- page 132, The Building of Castle Howard, Charles Saumarez Smith, 1990, Faber and Faber, ISBN O-571-14238-9
- John Grundy et al., Northumberland (London: Penguin, 1992; ISBN 0-14-071059-0), pp. 73, 397.
- Tyack and Brindle, Blue Guide Country Houses of England, pp. 468–69.
- Beard, p. 56.
- Bridget Cherry and Nikolaus Pevsner, London 2 South (London: Penguin, 1983; ISBN 0-14-071047-7), p. 273.
- pages 13, 24 & , Stowe Landscape Gardens, 1997, Jonathan Marsden et al, National Trust 1997
- Norwich, The Architecture of Southern England, p. 69.
- page 117, Vanburgh, Kerry Downes, 1977 A. Zwemmer Ltd, ISBN 0-302-02769-6
- page 46 ,Sir John Vanbrugh Storyteller in Stone, Vaughan Hart, 2008, Yale University Press
- Grundy et al., Northumberland, pp. 73, 561–63.
- Beard p. 66
- page 134, The Building of Castle Howard, Charles Saumarez Smith, 1990, Faber and Faber, ISBN O-571-14238-9
- page 235 ,Sir John Vanbrugh Storyteller in Stone, Vaughan Hart, 2008, Yale University Press
- Norwich, The Architecture of Southern England, p. 618.
- page 27, The Country Houses of Sir John Vanbrugh: From the Archives of Country Life, Jeremy Musson, 2008, Aurum
- Saumarez Smith, The Building of Castle Howard, pp. 144–46.
- Cherry and Pevsner, London 2 South, p. 494.
- The attribution is described as plausible in Bridget Cherry and Nikolaus Pevsner, London 2 South, p. 287.
- page 164, The Work of Sir John Vanbrugh, Geoffrey Beard, 1986, Batsford Books, ISBN 0-7134-4679-X
- pages 153-154, English Homes, Period IV - vol.II, The work of Sir John Vanbrugh and his School 1699-1736, H. Avery Tipping and Christopher Hussey, 1928, Country Life
- page 177,Sir John Vanbrugh Storyteller in Stone, Vaughan Hart, 2008, Yale University Press
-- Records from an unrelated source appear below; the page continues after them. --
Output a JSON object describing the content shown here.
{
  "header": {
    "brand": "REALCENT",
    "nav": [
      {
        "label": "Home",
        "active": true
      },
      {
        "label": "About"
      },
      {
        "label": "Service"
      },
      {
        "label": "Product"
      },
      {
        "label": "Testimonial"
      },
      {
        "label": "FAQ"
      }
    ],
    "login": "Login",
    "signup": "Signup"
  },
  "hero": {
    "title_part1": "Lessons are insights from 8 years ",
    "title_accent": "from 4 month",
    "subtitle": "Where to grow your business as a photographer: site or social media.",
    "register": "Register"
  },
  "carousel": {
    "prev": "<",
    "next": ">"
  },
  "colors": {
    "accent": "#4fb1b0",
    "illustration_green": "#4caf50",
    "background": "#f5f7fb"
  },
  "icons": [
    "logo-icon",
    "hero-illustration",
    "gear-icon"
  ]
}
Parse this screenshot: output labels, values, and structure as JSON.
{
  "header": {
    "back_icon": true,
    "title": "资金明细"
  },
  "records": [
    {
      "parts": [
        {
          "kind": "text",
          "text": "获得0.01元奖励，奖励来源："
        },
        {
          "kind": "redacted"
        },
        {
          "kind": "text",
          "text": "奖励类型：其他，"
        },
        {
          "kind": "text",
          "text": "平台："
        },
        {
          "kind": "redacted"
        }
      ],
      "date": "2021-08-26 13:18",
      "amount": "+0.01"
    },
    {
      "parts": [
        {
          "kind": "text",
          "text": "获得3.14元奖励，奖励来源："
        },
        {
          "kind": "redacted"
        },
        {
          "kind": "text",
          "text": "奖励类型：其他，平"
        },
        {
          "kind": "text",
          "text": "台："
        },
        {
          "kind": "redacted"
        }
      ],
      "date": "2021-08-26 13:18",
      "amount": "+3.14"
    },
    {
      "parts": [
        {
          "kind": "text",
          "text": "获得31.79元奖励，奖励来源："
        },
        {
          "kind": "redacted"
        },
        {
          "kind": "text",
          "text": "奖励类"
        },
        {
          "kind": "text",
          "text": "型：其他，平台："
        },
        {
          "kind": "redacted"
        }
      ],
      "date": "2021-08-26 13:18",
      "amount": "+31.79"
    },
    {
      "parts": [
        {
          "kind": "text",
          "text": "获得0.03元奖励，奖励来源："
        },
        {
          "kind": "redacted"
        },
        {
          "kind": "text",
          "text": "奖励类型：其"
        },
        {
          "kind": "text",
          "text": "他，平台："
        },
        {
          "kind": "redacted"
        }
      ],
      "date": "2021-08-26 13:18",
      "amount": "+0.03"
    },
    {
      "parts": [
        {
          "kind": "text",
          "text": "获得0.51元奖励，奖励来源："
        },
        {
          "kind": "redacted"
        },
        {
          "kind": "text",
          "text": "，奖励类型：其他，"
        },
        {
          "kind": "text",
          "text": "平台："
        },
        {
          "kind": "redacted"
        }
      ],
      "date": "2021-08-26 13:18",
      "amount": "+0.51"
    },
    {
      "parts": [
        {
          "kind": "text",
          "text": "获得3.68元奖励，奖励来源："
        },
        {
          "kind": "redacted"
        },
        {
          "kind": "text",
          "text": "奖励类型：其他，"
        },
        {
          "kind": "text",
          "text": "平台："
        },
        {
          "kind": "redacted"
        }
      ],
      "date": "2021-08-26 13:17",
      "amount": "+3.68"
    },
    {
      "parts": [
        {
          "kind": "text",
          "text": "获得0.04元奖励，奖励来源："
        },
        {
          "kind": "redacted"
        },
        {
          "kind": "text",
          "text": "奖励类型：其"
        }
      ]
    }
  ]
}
- Described as a misattribution in Grundy et al., Northumberland, pp. 74, 178–79. Grundy et al. attribute the design to Hawksmoor, saying that this was probably modified in execution by Andrews Jelfe.